(Beginning of Supplied data)

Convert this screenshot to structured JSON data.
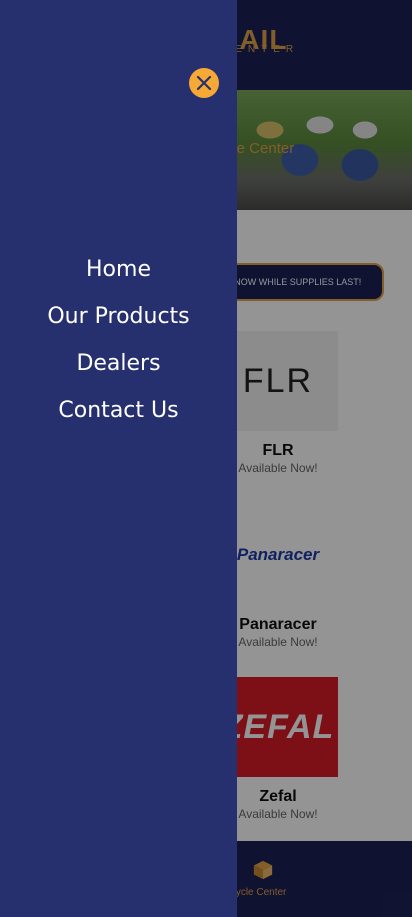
{
  "header": {
    "logo_main": "TRAIL",
    "logo_sub": "CENTER"
  },
  "hero": {
    "caption": "l Cycle Center"
  },
  "promo": {
    "button_label": "DER NOW WHILE SUPPLIES LAST!"
  },
  "brands": [
    {
      "logo_text": "FLR",
      "name": "FLR",
      "status": "Available Now!"
    },
    {
      "logo_text": "Panaracer",
      "name": "Panaracer",
      "status": "Available Now!"
    },
    {
      "logo_text": "ZEFAL",
      "name": "Zefal",
      "status": "Available Now!"
    }
  ],
  "bottom_nav": {
    "label": "l Cycle Center",
    "icon": "box-icon"
  },
  "drawer": {
    "close_icon": "close-icon",
    "menu": [
      {
        "label": "Home"
      },
      {
        "label": "Our Products"
      },
      {
        "label": "Dealers"
      },
      {
        "label": "Contact Us"
      }
    ]
  },
  "colors": {
    "navy": "#1c2057",
    "drawer": "#27306e",
    "accent": "#f6a935",
    "gold": "#e0a247",
    "zefal_red": "#d81d28"
  }
}
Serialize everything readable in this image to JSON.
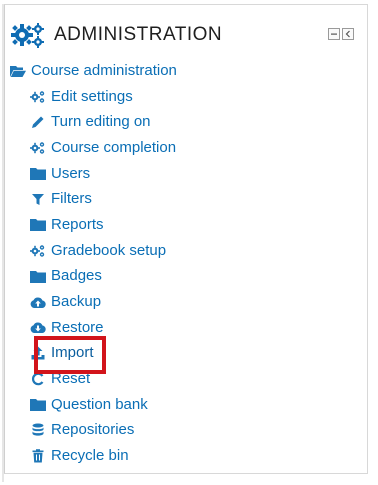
{
  "block": {
    "title": "ADMINISTRATION",
    "controls": [
      {
        "name": "collapse-icon"
      },
      {
        "name": "dock-icon"
      }
    ]
  },
  "tree": {
    "root": {
      "label": "Course administration",
      "icon": "folder-open-icon"
    },
    "items": [
      {
        "label": "Edit settings",
        "icon": "cogs-icon"
      },
      {
        "label": "Turn editing on",
        "icon": "pencil-icon"
      },
      {
        "label": "Course completion",
        "icon": "cogs-icon"
      },
      {
        "label": "Users",
        "icon": "folder-icon"
      },
      {
        "label": "Filters",
        "icon": "filter-icon"
      },
      {
        "label": "Reports",
        "icon": "folder-icon"
      },
      {
        "label": "Gradebook setup",
        "icon": "cogs-icon"
      },
      {
        "label": "Badges",
        "icon": "folder-icon"
      },
      {
        "label": "Backup",
        "icon": "cloud-upload-icon"
      },
      {
        "label": "Restore",
        "icon": "cloud-download-icon"
      },
      {
        "label": "Import",
        "icon": "upload-icon"
      },
      {
        "label": "Reset",
        "icon": "reset-icon"
      },
      {
        "label": "Question bank",
        "icon": "folder-icon"
      },
      {
        "label": "Repositories",
        "icon": "database-icon"
      },
      {
        "label": "Recycle bin",
        "icon": "trash-icon"
      }
    ]
  },
  "colors": {
    "link": "#0a6eb5",
    "icon": "#1f77b7",
    "highlight": "#d2141b",
    "title": "#1f1f1f"
  }
}
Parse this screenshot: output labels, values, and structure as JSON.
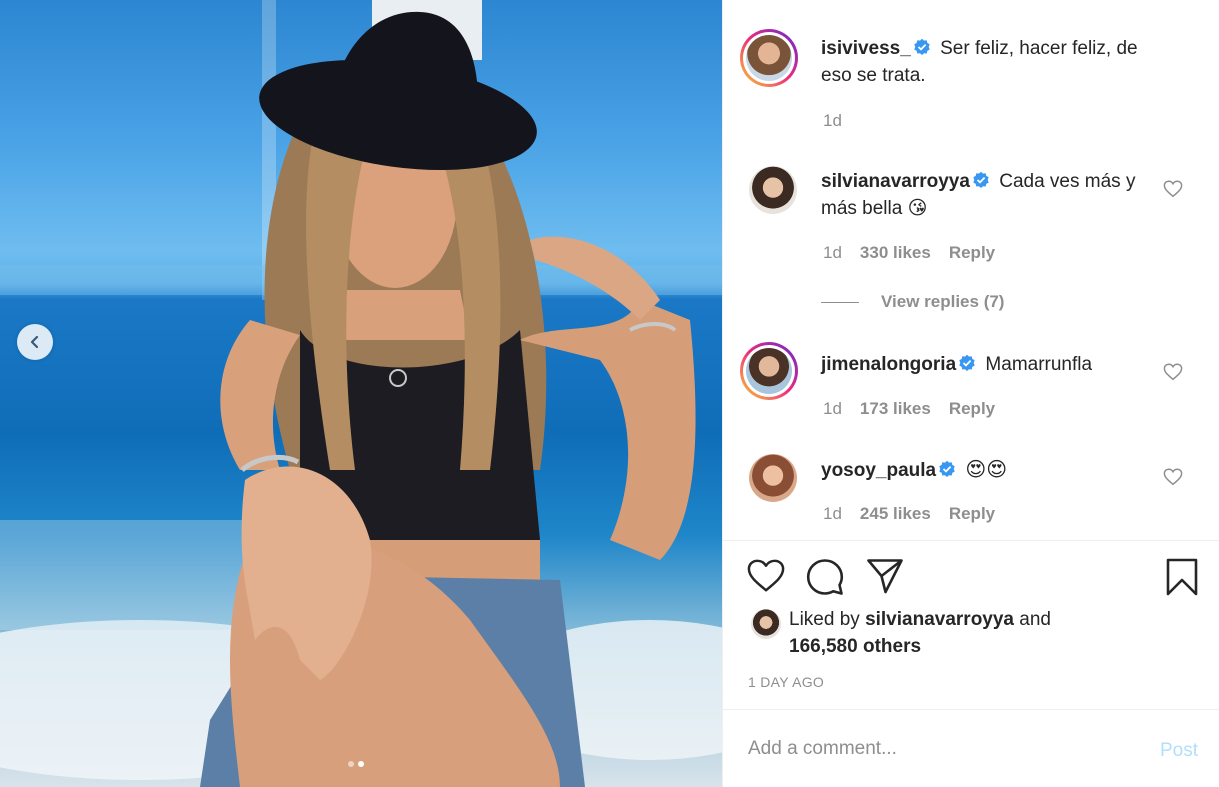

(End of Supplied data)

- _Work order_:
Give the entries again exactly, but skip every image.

- _Task result_:
Convert this screenshot to structured JSON data.
{
  "header": {
    "logo_main": "TRAIL",
    "logo_sub": "CENTER"
  },
  "hero": {
    "caption": "l Cycle Center"
  },
  "promo": {
    "button_label": "DER NOW WHILE SUPPLIES LAST!"
  },
  "brands": [
    {
      "logo_text": "FLR",
      "name": "FLR",
      "status": "Available Now!"
    },
    {
      "logo_text": "Panaracer",
      "name": "Panaracer",
      "status": "Available Now!"
    },
    {
      "logo_text": "ZEFAL",
      "name": "Zefal",
      "status": "Available Now!"
    }
  ],
  "bottom_nav": {
    "label": "l Cycle Center",
    "icon": "box-icon"
  },
  "drawer": {
    "close_icon": "close-icon",
    "menu": [
      {
        "label": "Home"
      },
      {
        "label": "Our Products"
      },
      {
        "label": "Dealers"
      },
      {
        "label": "Contact Us"
      }
    ]
  },
  "colors": {
    "navy": "#1c2057",
    "drawer": "#27306e",
    "accent": "#f6a935",
    "gold": "#e0a247",
    "zefal_red": "#d81d28"
  }
}
Serialize everything readable in this image to JSON.
{
  "block": {
    "title": "ADMINISTRATION",
    "controls": [
      {
        "name": "collapse-icon"
      },
      {
        "name": "dock-icon"
      }
    ]
  },
  "tree": {
    "root": {
      "label": "Course administration",
      "icon": "folder-open-icon"
    },
    "items": [
      {
        "label": "Edit settings",
        "icon": "cogs-icon"
      },
      {
        "label": "Turn editing on",
        "icon": "pencil-icon"
      },
      {
        "label": "Course completion",
        "icon": "cogs-icon"
      },
      {
        "label": "Users",
        "icon": "folder-icon"
      },
      {
        "label": "Filters",
        "icon": "filter-icon"
      },
      {
        "label": "Reports",
        "icon": "folder-icon"
      },
      {
        "label": "Gradebook setup",
        "icon": "cogs-icon"
      },
      {
        "label": "Badges",
        "icon": "folder-icon"
      },
      {
        "label": "Backup",
        "icon": "cloud-upload-icon"
      },
      {
        "label": "Restore",
        "icon": "cloud-download-icon"
      },
      {
        "label": "Import",
        "icon": "upload-icon"
      },
      {
        "label": "Reset",
        "icon": "reset-icon"
      },
      {
        "label": "Question bank",
        "icon": "folder-icon"
      },
      {
        "label": "Repositories",
        "icon": "database-icon"
      },
      {
        "label": "Recycle bin",
        "icon": "trash-icon"
      }
    ]
  },
  "colors": {
    "link": "#0a6eb5",
    "icon": "#1f77b7",
    "highlight": "#d2141b",
    "title": "#1f1f1f"
  }
}
Parse this screenshot: output labels, values, and structure as JSON.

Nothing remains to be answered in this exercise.